[Start of section]

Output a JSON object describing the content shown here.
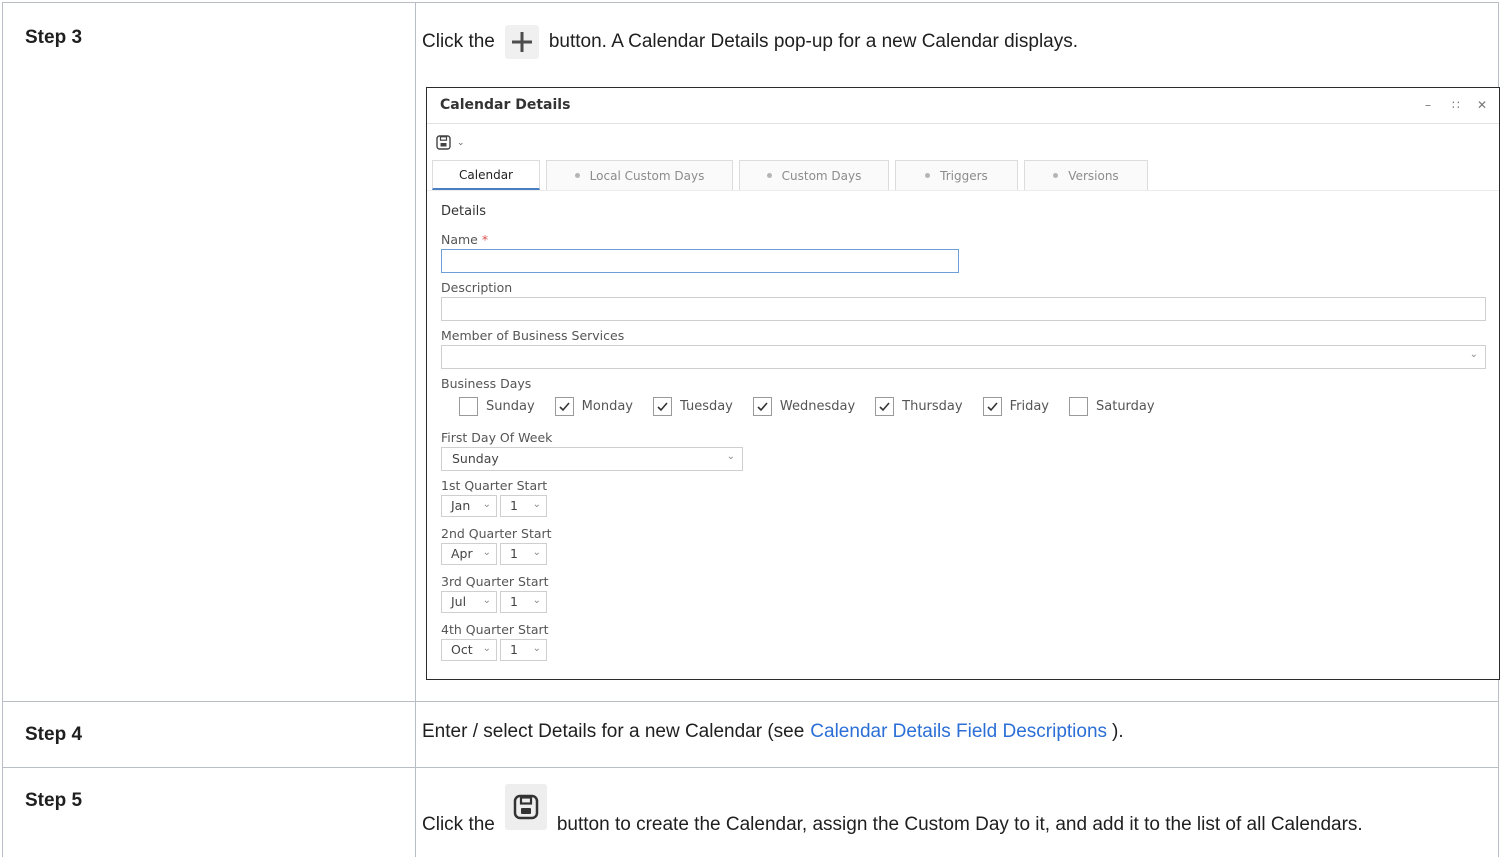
{
  "steps": [
    {
      "label": "Step 3",
      "text_before": "Click the",
      "text_after": "button. A Calendar Details pop-up for a new Calendar displays.",
      "button_icon": "plus-icon"
    },
    {
      "label": "Step 4",
      "text_before": "Enter / select Details for a new Calendar (see",
      "link_text": "Calendar Details Field Descriptions",
      "text_after": ")."
    },
    {
      "label": "Step 5",
      "text_before": "Click the",
      "text_after": "button to create the Calendar, assign the Custom Day to it, and add it to the list of all Calendars.",
      "button_icon": "save-icon"
    }
  ],
  "dialog": {
    "title": "Calendar Details",
    "tabs": [
      {
        "label": "Calendar",
        "active": true
      },
      {
        "label": "Local Custom Days",
        "active": false
      },
      {
        "label": "Custom Days",
        "active": false
      },
      {
        "label": "Triggers",
        "active": false
      },
      {
        "label": "Versions",
        "active": false
      }
    ],
    "section_title": "Details",
    "name_label": "Name",
    "name_required_mark": "*",
    "name_value": "",
    "description_label": "Description",
    "description_value": "",
    "member_label": "Member of Business Services",
    "member_value": "",
    "business_days_label": "Business Days",
    "business_days": [
      {
        "label": "Sunday",
        "checked": false
      },
      {
        "label": "Monday",
        "checked": true
      },
      {
        "label": "Tuesday",
        "checked": true
      },
      {
        "label": "Wednesday",
        "checked": true
      },
      {
        "label": "Thursday",
        "checked": true
      },
      {
        "label": "Friday",
        "checked": true
      },
      {
        "label": "Saturday",
        "checked": false
      }
    ],
    "first_day_label": "First Day Of Week",
    "first_day_value": "Sunday",
    "quarters": [
      {
        "label": "1st Quarter Start",
        "month": "Jan",
        "day": "1"
      },
      {
        "label": "2nd Quarter Start",
        "month": "Apr",
        "day": "1"
      },
      {
        "label": "3rd Quarter Start",
        "month": "Jul",
        "day": "1"
      },
      {
        "label": "4th Quarter Start",
        "month": "Oct",
        "day": "1"
      }
    ]
  },
  "colors": {
    "link": "#2b6fd6",
    "active_tab_underline": "#4a7ec2",
    "required": "#d9534f",
    "table_border": "#b9bec6"
  }
}
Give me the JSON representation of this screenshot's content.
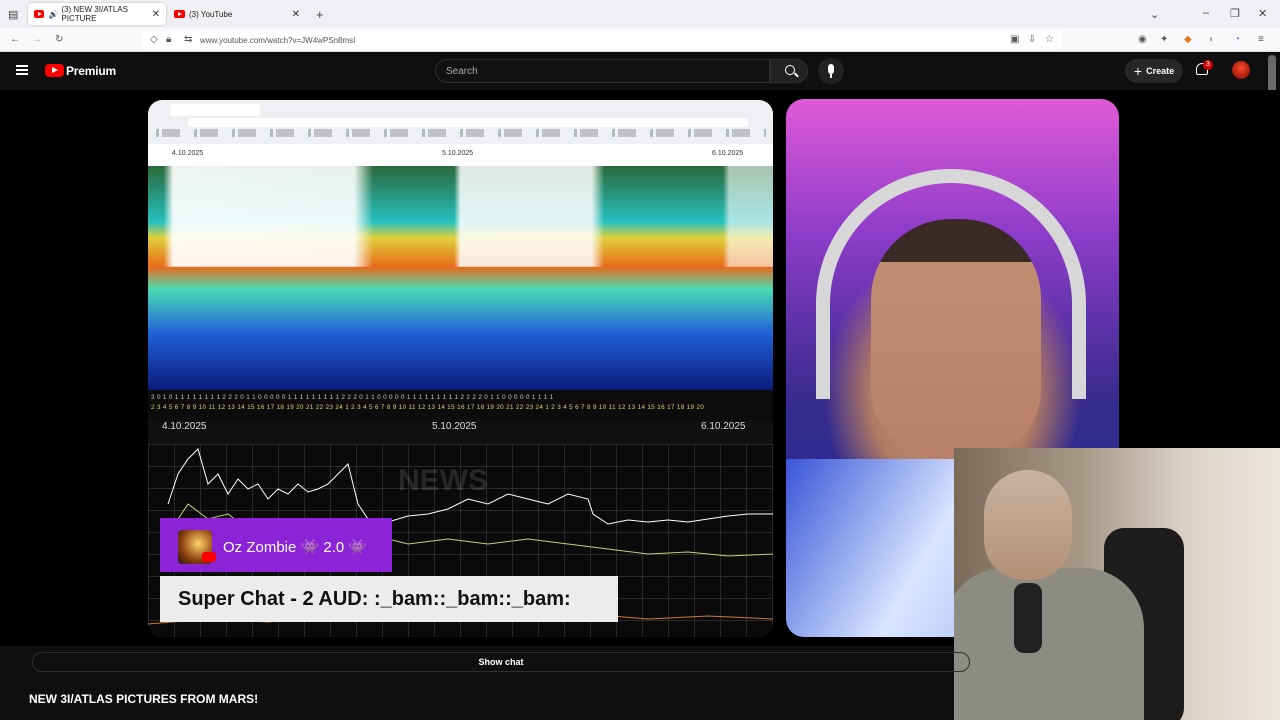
{
  "browser": {
    "tabs": [
      {
        "label": "(3) NEW 3I/ATLAS PICTURE",
        "active": true
      },
      {
        "label": "(3) YouTube",
        "active": false
      }
    ],
    "url": "www.youtube.com/watch?v=JW4wPSn8msI"
  },
  "youtube": {
    "logo_label": "Premium",
    "search_placeholder": "Search",
    "create_label": "Create",
    "notification_count": "3"
  },
  "video": {
    "spectrogram": {
      "dates_top": [
        "4.10.2025",
        "5.10.2025",
        "6.10.2025"
      ],
      "hour_row_1": "3 0 1 0 1 1 1 1 1 1 1 1 2 2 2 0 1 1 0 0 0 0 0 1 1 1 1 1 1 1 1 1 2 2 2 0 1 1 0 0 0 0 0 1 1 1 1 1 1 1 1 1 2 2 2 2 0 1 1 0 0 0 0 0 1 1 1 1",
      "hour_row_2": "2 3 4 5 6 7 8 9 10 11 12 13 14 15 16 17 18 19 20 21 22 23 24 1 2 3 4 5 6 7 8 9 10 11 12 13 14 15 16 17 18 19 20 21 22 23 24 1 2 3 4 5 6 7 8 9 10 11 12 13 14 15 16 17 18 19 20",
      "dates_bottom": [
        "4.10.2025",
        "5.10.2025",
        "6.10.2025"
      ],
      "watermark": "NEWS"
    },
    "super_chat": {
      "name": "Oz Zombie 👾 2.0 👾",
      "message": "Super Chat - 2 AUD: :_bam::_bam::_bam:"
    }
  },
  "below": {
    "show_chat_label": "Show chat",
    "video_title": "NEW 3I/ATLAS PICTURES FROM MARS!"
  }
}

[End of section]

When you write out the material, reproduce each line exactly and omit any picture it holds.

Output a JSON object describing the content shown here.
{
  "steps": [
    {
      "label": "Step 3",
      "text_before": "Click the",
      "text_after": "button. A Calendar Details pop-up for a new Calendar displays.",
      "button_icon": "plus-icon"
    },
    {
      "label": "Step 4",
      "text_before": "Enter / select Details for a new Calendar (see",
      "link_text": "Calendar Details Field Descriptions",
      "text_after": ")."
    },
    {
      "label": "Step 5",
      "text_before": "Click the",
      "text_after": "button to create the Calendar, assign the Custom Day to it, and add it to the list of all Calendars.",
      "button_icon": "save-icon"
    }
  ],
  "dialog": {
    "title": "Calendar Details",
    "tabs": [
      {
        "label": "Calendar",
        "active": true
      },
      {
        "label": "Local Custom Days",
        "active": false
      },
      {
        "label": "Custom Days",
        "active": false
      },
      {
        "label": "Triggers",
        "active": false
      },
      {
        "label": "Versions",
        "active": false
      }
    ],
    "section_title": "Details",
    "name_label": "Name",
    "name_required_mark": "*",
    "name_value": "",
    "description_label": "Description",
    "description_value": "",
    "member_label": "Member of Business Services",
    "member_value": "",
    "business_days_label": "Business Days",
    "business_days": [
      {
        "label": "Sunday",
        "checked": false
      },
      {
        "label": "Monday",
        "checked": true
      },
      {
        "label": "Tuesday",
        "checked": true
      },
      {
        "label": "Wednesday",
        "checked": true
      },
      {
        "label": "Thursday",
        "checked": true
      },
      {
        "label": "Friday",
        "checked": true
      },
      {
        "label": "Saturday",
        "checked": false
      }
    ],
    "first_day_label": "First Day Of Week",
    "first_day_value": "Sunday",
    "quarters": [
      {
        "label": "1st Quarter Start",
        "month": "Jan",
        "day": "1"
      },
      {
        "label": "2nd Quarter Start",
        "month": "Apr",
        "day": "1"
      },
      {
        "label": "3rd Quarter Start",
        "month": "Jul",
        "day": "1"
      },
      {
        "label": "4th Quarter Start",
        "month": "Oct",
        "day": "1"
      }
    ]
  },
  "colors": {
    "link": "#2b6fd6",
    "active_tab_underline": "#4a7ec2",
    "required": "#d9534f",
    "table_border": "#b9bec6"
  }
}
Give me the JSON representation of this screenshot's content.
{
  "browser": {
    "tabs": [
      {
        "label": "(3) NEW 3I/ATLAS PICTURE",
        "active": true
      },
      {
        "label": "(3) YouTube",
        "active": false
      }
    ],
    "url": "www.youtube.com/watch?v=JW4wPSn8msI"
  },
  "youtube": {
    "logo_label": "Premium",
    "search_placeholder": "Search",
    "create_label": "Create",
    "notification_count": "3"
  },
  "video": {
    "spectrogram": {
      "dates_top": [
        "4.10.2025",
        "5.10.2025",
        "6.10.2025"
      ],
      "hour_row_1": "3 0 1 0 1 1 1 1 1 1 1 1 2 2 2 0 1 1 0 0 0 0 0 1 1 1 1 1 1 1 1 1 2 2 2 0 1 1 0 0 0 0 0 1 1 1 1 1 1 1 1 1 2 2 2 2 0 1 1 0 0 0 0 0 1 1 1 1",
      "hour_row_2": "2 3 4 5 6 7 8 9 10 11 12 13 14 15 16 17 18 19 20 21 22 23 24 1 2 3 4 5 6 7 8 9 10 11 12 13 14 15 16 17 18 19 20 21 22 23 24 1 2 3 4 5 6 7 8 9 10 11 12 13 14 15 16 17 18 19 20",
      "dates_bottom": [
        "4.10.2025",
        "5.10.2025",
        "6.10.2025"
      ],
      "watermark": "NEWS"
    },
    "super_chat": {
      "name": "Oz Zombie 👾 2.0 👾",
      "message": "Super Chat - 2 AUD: :_bam::_bam::_bam:"
    }
  },
  "below": {
    "show_chat_label": "Show chat",
    "video_title": "NEW 3I/ATLAS PICTURES FROM MARS!"
  }
}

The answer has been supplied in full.